Work order:
Search the records below for "data" and copy every line it turns up in.

Entries provided:
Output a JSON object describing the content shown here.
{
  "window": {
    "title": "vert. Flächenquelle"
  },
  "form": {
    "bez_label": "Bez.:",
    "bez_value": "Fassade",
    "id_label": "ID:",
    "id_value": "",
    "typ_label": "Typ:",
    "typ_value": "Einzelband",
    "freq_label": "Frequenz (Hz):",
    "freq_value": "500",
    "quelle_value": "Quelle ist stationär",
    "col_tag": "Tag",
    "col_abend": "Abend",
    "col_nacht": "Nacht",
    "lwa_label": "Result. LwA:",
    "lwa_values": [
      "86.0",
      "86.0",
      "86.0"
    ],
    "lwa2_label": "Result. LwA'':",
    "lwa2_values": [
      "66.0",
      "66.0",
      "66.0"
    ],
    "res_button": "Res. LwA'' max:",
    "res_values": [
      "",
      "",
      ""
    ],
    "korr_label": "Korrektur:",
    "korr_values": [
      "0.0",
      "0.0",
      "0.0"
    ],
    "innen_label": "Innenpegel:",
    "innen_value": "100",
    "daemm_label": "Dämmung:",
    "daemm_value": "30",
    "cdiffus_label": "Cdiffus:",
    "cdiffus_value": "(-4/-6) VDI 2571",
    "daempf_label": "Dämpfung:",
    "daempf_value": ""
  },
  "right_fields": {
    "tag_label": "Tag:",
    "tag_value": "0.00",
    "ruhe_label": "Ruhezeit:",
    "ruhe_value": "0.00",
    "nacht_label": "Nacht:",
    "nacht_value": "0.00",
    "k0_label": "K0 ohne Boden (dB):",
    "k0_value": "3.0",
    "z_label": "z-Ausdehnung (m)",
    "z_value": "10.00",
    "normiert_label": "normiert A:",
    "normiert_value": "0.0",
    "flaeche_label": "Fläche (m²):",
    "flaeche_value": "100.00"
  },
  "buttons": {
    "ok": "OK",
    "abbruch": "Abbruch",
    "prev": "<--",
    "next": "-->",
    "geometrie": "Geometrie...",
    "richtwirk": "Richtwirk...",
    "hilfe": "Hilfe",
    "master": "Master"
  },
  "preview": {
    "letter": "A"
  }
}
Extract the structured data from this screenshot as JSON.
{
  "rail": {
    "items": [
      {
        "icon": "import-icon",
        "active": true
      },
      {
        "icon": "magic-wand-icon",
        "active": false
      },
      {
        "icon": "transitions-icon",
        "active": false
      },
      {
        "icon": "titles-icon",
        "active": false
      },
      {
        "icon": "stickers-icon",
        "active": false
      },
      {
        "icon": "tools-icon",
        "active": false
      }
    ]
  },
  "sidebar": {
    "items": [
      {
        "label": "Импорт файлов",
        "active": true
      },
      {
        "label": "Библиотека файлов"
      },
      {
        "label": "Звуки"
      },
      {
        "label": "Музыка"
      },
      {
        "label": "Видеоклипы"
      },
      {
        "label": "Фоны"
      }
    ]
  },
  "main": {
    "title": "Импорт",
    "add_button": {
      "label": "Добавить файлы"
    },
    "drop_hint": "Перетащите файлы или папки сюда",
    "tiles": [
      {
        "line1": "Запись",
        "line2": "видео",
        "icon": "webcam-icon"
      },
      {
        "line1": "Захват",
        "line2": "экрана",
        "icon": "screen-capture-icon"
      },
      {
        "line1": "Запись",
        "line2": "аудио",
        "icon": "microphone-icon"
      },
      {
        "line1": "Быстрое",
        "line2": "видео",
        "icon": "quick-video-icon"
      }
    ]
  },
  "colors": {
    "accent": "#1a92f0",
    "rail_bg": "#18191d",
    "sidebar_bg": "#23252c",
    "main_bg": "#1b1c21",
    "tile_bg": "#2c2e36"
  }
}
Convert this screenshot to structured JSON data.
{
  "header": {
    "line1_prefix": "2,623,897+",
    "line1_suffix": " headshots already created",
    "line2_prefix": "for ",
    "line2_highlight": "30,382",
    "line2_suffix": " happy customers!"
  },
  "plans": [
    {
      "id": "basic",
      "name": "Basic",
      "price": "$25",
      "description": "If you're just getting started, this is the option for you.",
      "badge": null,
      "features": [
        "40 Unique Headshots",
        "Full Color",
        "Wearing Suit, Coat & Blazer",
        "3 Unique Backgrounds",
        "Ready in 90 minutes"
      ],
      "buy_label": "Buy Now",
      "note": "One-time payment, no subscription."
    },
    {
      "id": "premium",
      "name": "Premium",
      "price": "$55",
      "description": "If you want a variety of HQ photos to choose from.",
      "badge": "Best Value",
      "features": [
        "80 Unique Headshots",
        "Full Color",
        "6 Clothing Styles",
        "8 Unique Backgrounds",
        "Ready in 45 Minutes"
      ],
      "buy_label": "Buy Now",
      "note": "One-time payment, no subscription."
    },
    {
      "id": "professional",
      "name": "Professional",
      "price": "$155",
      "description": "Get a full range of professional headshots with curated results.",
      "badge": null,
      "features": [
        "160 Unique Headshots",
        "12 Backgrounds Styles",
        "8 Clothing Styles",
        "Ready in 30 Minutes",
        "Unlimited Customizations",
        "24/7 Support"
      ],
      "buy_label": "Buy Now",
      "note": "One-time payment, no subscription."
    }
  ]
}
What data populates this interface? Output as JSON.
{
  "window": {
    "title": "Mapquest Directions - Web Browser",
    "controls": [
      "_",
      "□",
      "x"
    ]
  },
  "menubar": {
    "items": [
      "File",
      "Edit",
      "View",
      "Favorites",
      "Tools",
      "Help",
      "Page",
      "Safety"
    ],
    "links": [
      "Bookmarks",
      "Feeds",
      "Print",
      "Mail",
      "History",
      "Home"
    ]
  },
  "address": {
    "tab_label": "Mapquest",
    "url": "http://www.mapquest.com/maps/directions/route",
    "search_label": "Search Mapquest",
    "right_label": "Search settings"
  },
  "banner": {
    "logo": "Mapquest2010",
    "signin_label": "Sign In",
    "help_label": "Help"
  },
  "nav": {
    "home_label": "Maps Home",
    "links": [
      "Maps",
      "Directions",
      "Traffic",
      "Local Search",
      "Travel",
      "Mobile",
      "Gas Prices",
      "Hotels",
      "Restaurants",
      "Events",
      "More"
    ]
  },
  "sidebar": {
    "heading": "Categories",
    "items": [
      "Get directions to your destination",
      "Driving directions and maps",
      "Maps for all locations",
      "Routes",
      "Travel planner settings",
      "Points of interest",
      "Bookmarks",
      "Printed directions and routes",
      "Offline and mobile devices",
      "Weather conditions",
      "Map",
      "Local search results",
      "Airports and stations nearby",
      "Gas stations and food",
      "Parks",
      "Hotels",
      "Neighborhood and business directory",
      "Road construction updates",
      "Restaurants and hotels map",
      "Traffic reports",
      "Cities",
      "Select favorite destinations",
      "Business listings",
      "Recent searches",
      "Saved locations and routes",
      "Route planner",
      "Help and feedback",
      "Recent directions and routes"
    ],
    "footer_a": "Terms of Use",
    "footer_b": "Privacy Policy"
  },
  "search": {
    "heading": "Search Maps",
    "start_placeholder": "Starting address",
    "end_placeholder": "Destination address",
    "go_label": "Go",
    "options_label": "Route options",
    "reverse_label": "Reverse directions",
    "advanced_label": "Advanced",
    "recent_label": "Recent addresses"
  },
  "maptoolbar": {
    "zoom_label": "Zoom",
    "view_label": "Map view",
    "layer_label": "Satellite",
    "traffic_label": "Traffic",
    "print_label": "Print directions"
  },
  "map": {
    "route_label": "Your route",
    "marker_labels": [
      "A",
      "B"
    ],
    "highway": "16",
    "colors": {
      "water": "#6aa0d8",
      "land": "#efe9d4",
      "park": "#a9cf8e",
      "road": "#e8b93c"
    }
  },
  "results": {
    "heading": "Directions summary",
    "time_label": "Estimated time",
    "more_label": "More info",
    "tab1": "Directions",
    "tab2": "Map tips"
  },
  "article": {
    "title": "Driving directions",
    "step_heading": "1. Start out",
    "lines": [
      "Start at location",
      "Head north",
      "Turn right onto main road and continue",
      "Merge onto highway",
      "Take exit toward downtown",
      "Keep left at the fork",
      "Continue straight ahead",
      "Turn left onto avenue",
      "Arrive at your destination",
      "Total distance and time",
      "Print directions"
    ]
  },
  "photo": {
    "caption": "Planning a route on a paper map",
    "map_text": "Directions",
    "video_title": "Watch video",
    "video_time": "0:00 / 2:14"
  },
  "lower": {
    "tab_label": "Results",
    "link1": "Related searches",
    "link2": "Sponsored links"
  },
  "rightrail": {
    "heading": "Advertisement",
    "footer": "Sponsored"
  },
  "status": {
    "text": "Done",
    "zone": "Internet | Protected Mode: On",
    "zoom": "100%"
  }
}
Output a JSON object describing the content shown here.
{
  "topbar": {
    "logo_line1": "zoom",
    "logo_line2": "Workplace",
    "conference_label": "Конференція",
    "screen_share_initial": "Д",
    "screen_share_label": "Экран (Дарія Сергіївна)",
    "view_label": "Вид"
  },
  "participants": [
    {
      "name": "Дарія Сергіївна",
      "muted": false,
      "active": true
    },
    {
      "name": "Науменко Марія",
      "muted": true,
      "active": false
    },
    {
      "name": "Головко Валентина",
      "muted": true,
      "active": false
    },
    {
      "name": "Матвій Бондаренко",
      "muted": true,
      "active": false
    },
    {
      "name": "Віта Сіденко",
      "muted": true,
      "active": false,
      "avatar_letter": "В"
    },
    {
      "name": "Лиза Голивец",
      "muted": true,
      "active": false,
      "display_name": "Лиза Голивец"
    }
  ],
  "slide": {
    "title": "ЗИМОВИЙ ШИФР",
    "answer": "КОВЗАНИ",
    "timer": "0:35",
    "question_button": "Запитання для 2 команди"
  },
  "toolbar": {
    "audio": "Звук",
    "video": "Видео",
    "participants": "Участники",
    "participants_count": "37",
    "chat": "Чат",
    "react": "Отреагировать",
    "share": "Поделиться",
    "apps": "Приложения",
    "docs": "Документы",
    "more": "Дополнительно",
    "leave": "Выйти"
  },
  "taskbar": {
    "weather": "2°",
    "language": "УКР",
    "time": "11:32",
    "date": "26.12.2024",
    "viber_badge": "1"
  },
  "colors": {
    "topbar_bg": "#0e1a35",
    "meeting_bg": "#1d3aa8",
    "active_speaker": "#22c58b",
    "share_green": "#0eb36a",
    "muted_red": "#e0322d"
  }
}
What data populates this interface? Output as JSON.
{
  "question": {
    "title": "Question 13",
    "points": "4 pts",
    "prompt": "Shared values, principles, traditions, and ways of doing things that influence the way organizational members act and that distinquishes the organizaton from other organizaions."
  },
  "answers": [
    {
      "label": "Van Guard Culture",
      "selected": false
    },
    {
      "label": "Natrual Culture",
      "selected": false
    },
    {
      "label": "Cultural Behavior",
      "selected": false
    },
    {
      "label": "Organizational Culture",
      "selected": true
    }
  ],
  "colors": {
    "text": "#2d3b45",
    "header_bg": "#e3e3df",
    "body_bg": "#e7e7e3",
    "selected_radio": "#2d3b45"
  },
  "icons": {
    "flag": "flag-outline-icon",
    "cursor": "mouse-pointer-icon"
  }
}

Your solution:
Extract the structured data from this screenshot as JSON.
Convert this screenshot to structured JSON data.
What data populates this interface? Output as JSON.
What data populates this interface? Output as JSON.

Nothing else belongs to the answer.